Stored items:
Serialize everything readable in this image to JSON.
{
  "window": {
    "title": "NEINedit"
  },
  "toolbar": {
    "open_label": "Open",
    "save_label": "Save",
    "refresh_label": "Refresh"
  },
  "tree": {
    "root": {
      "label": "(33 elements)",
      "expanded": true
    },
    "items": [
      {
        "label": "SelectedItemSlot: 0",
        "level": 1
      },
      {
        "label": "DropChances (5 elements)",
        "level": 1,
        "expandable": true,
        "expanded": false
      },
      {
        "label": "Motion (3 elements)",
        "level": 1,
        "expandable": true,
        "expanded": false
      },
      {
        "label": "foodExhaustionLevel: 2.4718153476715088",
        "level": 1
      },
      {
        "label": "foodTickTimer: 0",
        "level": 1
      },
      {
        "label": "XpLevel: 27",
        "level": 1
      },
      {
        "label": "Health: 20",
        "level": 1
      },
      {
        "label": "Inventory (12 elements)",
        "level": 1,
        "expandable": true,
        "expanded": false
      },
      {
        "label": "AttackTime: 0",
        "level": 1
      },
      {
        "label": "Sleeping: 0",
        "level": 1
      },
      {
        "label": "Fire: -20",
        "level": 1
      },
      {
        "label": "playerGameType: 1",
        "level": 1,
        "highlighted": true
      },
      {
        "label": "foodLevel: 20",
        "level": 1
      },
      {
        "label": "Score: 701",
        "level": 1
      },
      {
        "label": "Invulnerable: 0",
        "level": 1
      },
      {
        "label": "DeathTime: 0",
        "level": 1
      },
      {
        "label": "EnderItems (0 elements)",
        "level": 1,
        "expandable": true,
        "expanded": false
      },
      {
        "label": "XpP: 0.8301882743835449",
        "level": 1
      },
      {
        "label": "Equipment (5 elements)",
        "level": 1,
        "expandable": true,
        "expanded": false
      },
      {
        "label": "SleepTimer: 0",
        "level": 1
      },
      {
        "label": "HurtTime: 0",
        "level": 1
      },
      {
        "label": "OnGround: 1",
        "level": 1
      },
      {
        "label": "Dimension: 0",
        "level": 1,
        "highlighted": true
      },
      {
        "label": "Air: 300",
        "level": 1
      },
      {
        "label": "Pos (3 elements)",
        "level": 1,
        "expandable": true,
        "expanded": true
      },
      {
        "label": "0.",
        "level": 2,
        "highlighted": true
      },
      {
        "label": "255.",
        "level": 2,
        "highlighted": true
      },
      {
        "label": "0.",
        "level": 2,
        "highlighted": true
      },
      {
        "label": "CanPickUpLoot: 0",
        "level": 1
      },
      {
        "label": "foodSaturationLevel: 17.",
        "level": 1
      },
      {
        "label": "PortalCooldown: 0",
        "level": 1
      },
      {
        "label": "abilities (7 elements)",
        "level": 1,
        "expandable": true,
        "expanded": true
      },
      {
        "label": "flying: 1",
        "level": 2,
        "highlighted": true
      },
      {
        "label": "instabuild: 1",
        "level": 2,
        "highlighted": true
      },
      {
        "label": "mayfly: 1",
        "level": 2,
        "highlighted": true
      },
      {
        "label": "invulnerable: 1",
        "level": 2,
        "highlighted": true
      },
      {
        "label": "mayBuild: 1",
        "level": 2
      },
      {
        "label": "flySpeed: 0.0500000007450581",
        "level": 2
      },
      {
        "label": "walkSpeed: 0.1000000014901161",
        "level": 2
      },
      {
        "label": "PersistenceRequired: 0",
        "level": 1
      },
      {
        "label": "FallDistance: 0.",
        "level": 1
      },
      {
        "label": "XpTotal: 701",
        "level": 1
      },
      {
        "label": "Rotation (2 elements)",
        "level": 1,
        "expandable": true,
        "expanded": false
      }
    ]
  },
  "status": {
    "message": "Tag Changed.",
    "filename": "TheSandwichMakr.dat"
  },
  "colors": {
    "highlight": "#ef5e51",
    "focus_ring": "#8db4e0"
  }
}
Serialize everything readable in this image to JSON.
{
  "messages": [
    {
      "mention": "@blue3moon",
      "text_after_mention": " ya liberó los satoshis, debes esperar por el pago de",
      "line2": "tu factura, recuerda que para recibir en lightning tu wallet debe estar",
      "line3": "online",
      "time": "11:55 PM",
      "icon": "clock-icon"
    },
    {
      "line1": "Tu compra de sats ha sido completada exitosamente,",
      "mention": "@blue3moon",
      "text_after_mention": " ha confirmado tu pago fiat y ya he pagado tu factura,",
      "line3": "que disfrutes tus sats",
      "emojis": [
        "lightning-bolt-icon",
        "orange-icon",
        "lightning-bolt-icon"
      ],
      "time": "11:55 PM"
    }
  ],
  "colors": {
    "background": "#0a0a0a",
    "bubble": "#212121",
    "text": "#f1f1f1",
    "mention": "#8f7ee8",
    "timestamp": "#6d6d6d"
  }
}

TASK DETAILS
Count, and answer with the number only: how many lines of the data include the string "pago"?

THE ANSWER
2